Jacoby Ellsbury is not a terrible ballplayer, but he is an extremely overpaid one. He is useful as a fourth or fifth outfielder who is no longer the offensive threat he once was, but who can still field reasonably well, has some speed left and is a left-handed bat on a team that tilts heavily to the right side. He would be a good player to sign in spring training to a one or two year deal for two or three, or even five, million dollars per year. Unfortunately, the Yankees owe him more than $21 million per year from 2018-2020.
Ellsbury is not worth the money the Yankees are paying him, but he is also a reminder of the bad old days of the first part of the decade when the Yankees were perpetually deluding themselves and trying to squeeze one more championship out of an aging talent base. Ellsbury was also signed by the Yankees in the 2013-4 offseason as it was becoming clear that Robinson Cano, a much more talented and valuable player, was going to leave the Yankees and sign a huge contract with the Mariners. Ellsbury was signed in no small part to assuage the anger of a Yankee fan base that was upset to see the Yankees make no meaningful effort to sign Cano. Moreover, Ellsbury was redundant from the moment he signed the contract because the Yankees already had Brett Gardner, a player of similar abilities and a similar skill set, but who cost a lot less money. Even when they were both contributing to the Yankees, like in 2014, the Yankees didn’t need two leadoff hitter types in the same outfield.
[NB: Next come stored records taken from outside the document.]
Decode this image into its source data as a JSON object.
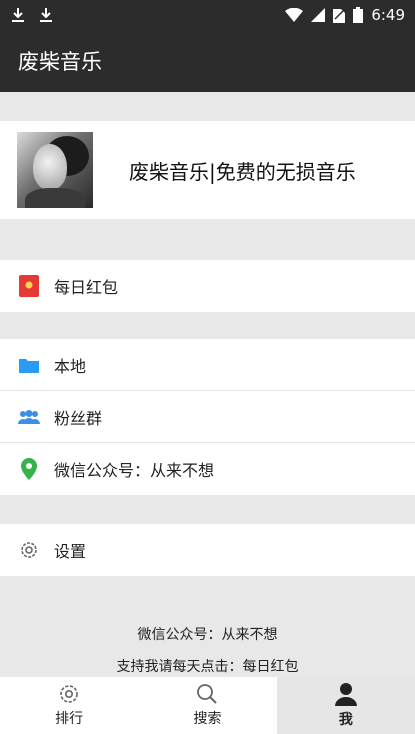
{
  "status_bar": {
    "time": "6:49",
    "icons": [
      "download-icon",
      "download-icon",
      "wifi-icon",
      "signal-icon",
      "no-sim-icon",
      "battery-icon"
    ]
  },
  "app_bar": {
    "title": "废柴音乐"
  },
  "profile": {
    "name": "废柴音乐|免费的无损音乐",
    "avatar": "avatar-photo"
  },
  "menu": {
    "group1": [
      {
        "label": "每日红包",
        "icon": "red-envelope-icon"
      }
    ],
    "group2": [
      {
        "label": "本地",
        "icon": "folder-icon"
      },
      {
        "label": "粉丝群",
        "icon": "group-icon"
      },
      {
        "label": "微信公众号：从来不想",
        "icon": "location-pin-icon"
      }
    ],
    "group3": [
      {
        "label": "设置",
        "icon": "gear-icon"
      }
    ]
  },
  "footer": {
    "line1": "微信公众号：从来不想",
    "line2": "支持我请每天点击：每日红包"
  },
  "bottom_nav": [
    {
      "label": "排行",
      "icon": "gear-icon",
      "active": false
    },
    {
      "label": "搜索",
      "icon": "search-icon",
      "active": false
    },
    {
      "label": "我",
      "icon": "person-icon",
      "active": true
    }
  ],
  "colors": {
    "bar_bg": "#2c2c2c",
    "page_bg": "#e8e8e8",
    "red_envelope": "#e53935",
    "folder": "#2b9af3",
    "group": "#3d8ee6",
    "pin": "#35b24a"
  }
}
This background contributes to a rancor that many Yankee fans feel towards Ellsbury, one that is exacerbated by his apparent unwillingness to waive his no trade clause. The Yankees have not given up on moving Ellsbury, but finding a taker for him, and for his contract, will not be easy. It is likely that if the Yankees trade him they will have to absorb most of his contract, which will count towards the luxury tax, or that they will have to include a more valuable player to make Ellsbury more palatable to wherever they send him.
Both of these approaches could be mistakes, but the second one would be a bigger one. There is a danger of over-reacting to the Ellsbury problem. This is a fourth outfielder who can play center and bats left-handed. He may be blocking a better player, like Clint Frazier, but if any of the starting outfielder/DH types are out for more than a few days, or if Hicks begins to slump badly, it is likely that Frazier will be called up anyway. Moreover, it is very unlikely that unless he has big comeback this season, Ellsbury will be on any postseason rosters. Thus, Ellsbury is no longer very good, but he is not in a position to do much damage. It is unlikely that the Yankees will lose the division because their fourth outfielder, while at least average for that role, is overpaid, but much more likely that, for example, trading one of their relievers, to make a salary dump of Ellsbury more attractive to another team, could come back to hurt the team.
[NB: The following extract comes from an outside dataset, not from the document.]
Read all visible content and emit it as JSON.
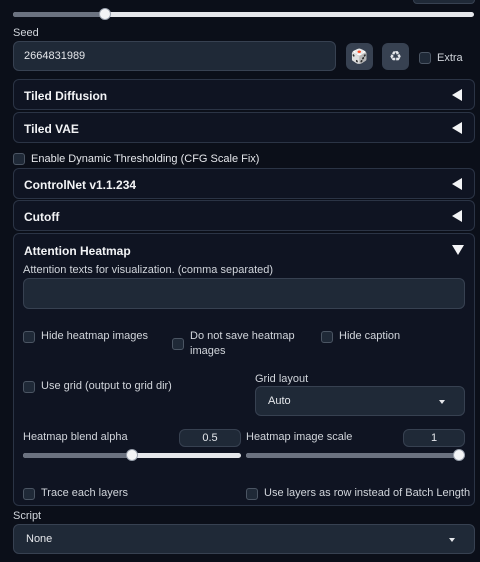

The Yankees would have a real problem if they were expecting Ellsbury to play every day in centerfield and bat leadoff, but that is no longer his role. As bad as Ellsbury’s contract is, a player who can still play center adequately, get on base 35% of the time and steal bases at an extremely high success rate, all things Ellsbury did last year, is still valuable-not worth $21 million a year, but useful nonetheless. If Aaron Hicks slumps or needs a rest, there are worse fourth outfielder options than Ellsbury.
I never liked the Ellsbury signing when it happened for the same reasons most people didn’t, but that bell cannot be unrung. Continuing to be sufficiently upset about it that the team makes a rash decision would compound that initial mistake. The Yankees should, and probably are, listening to anybody who wants to trade for Ellsbury, although there may not be any team that fits into that category.
The Yankees face a decision regarding Ellsbury. They can either become obsessed with his bad contract and package him and probably other more valuable players in an elaborate salary dump, or recognize that he is an overpaid, but decent fourth outfielder. Many teams have won championships with fourth outfielders who are worse than Ellsbury. Additionally, many teams have benefited from experienced players like Ellsbury supplementing a younger core. Ellsbury is overpaid, a reminder of an unpleasant period in Yankee history and no longer the player he once was. The Yankees and their fans can focus on that, or accept that they have a player on the bench with some interesting tools who might steal a big base, start a rally or make a nice play in center in a big game before 2018 is over.
Photo: cc/Keith Allison